Saturday, November 30, 2013
Tuesday, November 19, 2013
Did you know that yesterday was Don't Send Your Child To School day? It was a protest created by parents who are against Common Core. I had read a little about it, but I don't think anyone here really knew, or even cared. And even if I did care, what would keeping my kids home for one day accomplish? I say, instead of keeping your kids home from school, maybe those parents can go to school with their kids and volunteer in their child's classroom. That is what I did yesterday. Every Monday I help in my son's kindergarten class. I have asked his teacher what she thinks of Common Core and you might be surprised at her answer. She loves it. She also loves that she now teaches full-day kindergarten so she can better cover all of the standards she is supposed to. When I told her lots of parents hate Common Core and are very opposed to it she asked me why. I told her the comments and articles I have read state that those who are opposed to it believe that Common Core "is dumbing down our kids" and that it is a "one size fits all curriculum." Really? If you think that, you might want to visit my son's kindergarten class. In the first 30 minutes of class yesterday this is what I observed: kids who were further ahead reading books and taking AR tests on the computer for the books they were reading; kids who needed a little extra help with sight words working with me while the kids who still needed a little extra help with counting, letter sounds, shapes, etc. working with their teacher at the front of the room. In 30 minutes, every child was getting what they needed at the level they needed. After that I saw kids on the computer with a program that adjusts to their learning level; kids who did not know their letters or sounds at the beginning of the school year sounding out letters and then blending those sounds to read words; kids who did not know how to write at the beginning of the school year writing 3 sentences and then drawing a picture to go along with their sentences; kids reading with their teacher books that were at their level. It's November and every child in that classroom is reading. Every.Single.One. They might not all be reading a the same level, but they are all reading. That didn't happen when I was in kindergarten. That didn't happen when my 10 year old was in kindergarten. Yes, I remember painting in kindergarten and playing with clay and coloring more and playing games and doing puzzles, singing songs and having recess. And that was good and fun, but to see my 5 year old reading books way earlier than I was reading books is amazing to me. I don't know everything about Common Core, but I have looked up the standards for my children and the grades they are in. I have also looked up the standards for the areas I used to teach. I don't see anything scary or horrifying or evil. It's going to look different in every state in every district in every school and even in every classroom because they are STANDARDS not CURRICULUM. There is a big difference. If I thought it was horrible and terrible I would take my kids out of school and teach them at home. But I don't think that. I love the school my kids go to and I love their teachers. I go in their classrooms and I help, I watch, I see what they are learning and how they are learning and I am impressed.
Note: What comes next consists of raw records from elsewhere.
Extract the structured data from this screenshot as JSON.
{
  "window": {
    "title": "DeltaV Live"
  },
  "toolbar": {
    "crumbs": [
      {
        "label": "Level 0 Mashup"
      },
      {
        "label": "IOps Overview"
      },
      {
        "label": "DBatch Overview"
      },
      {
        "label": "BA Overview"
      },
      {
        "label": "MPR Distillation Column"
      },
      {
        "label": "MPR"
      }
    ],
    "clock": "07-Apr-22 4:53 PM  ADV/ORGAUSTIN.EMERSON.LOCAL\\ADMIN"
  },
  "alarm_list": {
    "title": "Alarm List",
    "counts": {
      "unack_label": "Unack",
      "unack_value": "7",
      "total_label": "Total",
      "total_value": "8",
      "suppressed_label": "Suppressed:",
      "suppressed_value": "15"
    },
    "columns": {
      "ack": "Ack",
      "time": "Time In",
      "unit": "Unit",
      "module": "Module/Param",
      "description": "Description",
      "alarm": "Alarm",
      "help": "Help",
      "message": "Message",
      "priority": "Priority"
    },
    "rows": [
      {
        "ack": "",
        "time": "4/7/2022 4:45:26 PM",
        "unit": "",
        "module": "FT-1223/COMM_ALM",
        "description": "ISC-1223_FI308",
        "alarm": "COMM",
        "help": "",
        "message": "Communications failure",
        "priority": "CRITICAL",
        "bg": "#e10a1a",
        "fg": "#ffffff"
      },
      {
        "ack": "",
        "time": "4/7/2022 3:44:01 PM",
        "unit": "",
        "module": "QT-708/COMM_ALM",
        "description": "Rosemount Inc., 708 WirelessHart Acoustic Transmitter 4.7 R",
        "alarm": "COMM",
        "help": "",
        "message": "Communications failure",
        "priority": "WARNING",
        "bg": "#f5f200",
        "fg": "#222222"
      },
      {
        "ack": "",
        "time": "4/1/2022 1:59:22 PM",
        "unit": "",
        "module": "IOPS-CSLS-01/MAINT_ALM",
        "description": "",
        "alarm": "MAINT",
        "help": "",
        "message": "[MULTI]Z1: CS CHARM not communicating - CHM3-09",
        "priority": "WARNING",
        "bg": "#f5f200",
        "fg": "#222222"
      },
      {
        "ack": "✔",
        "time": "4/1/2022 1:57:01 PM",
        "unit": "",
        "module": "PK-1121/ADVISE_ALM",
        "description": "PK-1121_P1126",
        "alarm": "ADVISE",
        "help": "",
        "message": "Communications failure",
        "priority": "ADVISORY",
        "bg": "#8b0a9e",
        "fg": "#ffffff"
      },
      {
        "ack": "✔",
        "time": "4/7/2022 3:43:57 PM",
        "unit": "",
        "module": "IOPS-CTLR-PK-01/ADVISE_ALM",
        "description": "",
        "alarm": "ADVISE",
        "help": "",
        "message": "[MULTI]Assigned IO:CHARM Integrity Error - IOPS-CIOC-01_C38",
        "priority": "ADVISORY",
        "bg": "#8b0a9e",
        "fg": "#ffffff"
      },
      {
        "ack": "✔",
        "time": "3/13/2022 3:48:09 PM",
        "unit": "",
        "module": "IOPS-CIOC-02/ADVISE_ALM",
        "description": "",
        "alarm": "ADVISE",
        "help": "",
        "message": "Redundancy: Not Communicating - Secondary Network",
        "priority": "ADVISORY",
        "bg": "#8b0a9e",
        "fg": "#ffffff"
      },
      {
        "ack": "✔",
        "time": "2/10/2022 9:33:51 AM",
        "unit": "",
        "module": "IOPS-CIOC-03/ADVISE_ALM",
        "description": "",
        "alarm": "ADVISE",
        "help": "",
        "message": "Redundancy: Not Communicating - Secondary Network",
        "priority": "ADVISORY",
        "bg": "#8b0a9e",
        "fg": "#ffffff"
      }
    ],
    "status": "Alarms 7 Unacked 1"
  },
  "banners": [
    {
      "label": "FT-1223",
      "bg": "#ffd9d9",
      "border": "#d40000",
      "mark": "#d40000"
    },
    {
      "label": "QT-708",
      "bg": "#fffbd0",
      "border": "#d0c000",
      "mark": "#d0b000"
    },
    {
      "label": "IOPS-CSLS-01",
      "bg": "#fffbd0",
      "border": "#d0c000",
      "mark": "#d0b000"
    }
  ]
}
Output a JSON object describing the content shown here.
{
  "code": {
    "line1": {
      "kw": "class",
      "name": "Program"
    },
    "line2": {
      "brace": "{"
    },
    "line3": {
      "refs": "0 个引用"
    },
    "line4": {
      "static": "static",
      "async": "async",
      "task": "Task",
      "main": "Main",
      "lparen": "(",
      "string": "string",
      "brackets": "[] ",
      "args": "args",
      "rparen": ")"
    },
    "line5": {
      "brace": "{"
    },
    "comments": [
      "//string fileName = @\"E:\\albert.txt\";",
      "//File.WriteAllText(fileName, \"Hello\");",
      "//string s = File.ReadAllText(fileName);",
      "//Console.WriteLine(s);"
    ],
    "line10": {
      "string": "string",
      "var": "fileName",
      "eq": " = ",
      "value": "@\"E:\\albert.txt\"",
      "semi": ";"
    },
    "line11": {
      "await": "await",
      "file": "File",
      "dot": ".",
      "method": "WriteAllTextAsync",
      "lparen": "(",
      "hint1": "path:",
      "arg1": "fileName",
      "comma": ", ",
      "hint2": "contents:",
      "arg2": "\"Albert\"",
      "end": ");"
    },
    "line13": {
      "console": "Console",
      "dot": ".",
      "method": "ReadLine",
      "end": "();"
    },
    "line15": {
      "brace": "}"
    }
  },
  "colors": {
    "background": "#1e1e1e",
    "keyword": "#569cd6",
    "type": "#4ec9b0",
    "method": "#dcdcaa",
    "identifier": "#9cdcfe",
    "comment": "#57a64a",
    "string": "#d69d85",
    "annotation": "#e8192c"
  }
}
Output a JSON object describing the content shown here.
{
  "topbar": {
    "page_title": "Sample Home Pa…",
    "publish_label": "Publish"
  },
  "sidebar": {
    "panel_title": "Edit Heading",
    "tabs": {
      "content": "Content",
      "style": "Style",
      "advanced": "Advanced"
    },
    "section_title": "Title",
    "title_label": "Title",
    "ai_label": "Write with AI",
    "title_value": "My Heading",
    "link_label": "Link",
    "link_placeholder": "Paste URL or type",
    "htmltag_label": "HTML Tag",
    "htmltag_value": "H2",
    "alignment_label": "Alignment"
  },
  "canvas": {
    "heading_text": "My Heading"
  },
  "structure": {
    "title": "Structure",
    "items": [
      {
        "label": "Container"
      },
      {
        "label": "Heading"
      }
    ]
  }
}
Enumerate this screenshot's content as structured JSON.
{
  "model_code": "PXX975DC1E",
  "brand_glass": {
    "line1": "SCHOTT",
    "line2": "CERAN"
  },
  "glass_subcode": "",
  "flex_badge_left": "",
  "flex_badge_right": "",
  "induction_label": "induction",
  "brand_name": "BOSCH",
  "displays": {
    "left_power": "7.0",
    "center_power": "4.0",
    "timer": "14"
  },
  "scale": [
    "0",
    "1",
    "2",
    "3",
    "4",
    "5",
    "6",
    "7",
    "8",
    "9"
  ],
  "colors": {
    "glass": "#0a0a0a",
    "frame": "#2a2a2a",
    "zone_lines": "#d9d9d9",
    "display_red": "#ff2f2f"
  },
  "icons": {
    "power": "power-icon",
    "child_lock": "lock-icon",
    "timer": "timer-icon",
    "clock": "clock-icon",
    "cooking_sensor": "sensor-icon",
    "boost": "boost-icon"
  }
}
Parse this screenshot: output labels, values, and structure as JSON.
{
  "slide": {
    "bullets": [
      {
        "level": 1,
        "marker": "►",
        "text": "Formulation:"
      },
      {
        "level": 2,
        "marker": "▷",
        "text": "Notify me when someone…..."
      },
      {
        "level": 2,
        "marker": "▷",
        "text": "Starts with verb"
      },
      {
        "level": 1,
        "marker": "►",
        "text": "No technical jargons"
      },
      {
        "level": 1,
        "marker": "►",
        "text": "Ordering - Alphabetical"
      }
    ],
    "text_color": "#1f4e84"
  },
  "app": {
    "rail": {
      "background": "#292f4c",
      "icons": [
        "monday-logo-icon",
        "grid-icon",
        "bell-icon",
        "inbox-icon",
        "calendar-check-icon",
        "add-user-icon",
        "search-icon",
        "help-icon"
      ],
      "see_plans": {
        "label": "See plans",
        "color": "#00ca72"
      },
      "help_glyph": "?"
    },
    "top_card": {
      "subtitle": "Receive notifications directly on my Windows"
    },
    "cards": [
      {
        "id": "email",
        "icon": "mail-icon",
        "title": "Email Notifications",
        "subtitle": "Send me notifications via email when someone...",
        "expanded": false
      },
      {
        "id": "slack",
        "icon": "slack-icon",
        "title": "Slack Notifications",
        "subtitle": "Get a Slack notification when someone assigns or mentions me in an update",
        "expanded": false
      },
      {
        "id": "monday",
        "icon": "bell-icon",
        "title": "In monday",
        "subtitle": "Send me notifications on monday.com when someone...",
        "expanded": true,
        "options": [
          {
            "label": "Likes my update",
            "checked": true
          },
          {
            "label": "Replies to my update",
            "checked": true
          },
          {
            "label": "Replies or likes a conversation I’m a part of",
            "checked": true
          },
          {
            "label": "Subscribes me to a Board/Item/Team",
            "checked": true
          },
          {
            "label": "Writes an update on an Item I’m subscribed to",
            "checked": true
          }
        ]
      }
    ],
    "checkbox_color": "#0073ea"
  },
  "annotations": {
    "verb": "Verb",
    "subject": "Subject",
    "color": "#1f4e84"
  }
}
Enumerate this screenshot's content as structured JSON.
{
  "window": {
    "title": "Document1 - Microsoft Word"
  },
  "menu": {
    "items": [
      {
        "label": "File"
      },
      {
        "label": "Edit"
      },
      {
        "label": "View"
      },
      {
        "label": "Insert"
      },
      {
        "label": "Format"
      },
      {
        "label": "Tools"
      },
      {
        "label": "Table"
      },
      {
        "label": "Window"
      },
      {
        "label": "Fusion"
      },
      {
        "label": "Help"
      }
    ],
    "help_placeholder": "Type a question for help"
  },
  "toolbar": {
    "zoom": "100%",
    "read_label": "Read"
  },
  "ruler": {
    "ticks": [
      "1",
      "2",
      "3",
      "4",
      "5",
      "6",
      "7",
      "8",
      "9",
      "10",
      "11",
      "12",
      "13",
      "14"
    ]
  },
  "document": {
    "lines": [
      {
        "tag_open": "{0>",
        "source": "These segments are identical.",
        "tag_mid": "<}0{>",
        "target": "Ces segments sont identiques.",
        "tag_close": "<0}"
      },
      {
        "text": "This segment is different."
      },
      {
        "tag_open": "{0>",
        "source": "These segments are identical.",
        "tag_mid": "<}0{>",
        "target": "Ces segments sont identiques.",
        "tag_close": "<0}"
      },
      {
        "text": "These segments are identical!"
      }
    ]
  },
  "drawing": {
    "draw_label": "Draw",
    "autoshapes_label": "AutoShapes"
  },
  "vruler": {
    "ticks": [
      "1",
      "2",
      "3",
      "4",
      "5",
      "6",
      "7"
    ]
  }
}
They are learning more right now than I did when I was there age. They are smart and they can do it. My son's teacher said to his class yesterday, "What do we say when people tell us, 'A 5 year old can't do that'?" and the class said in unison, "We can do it!"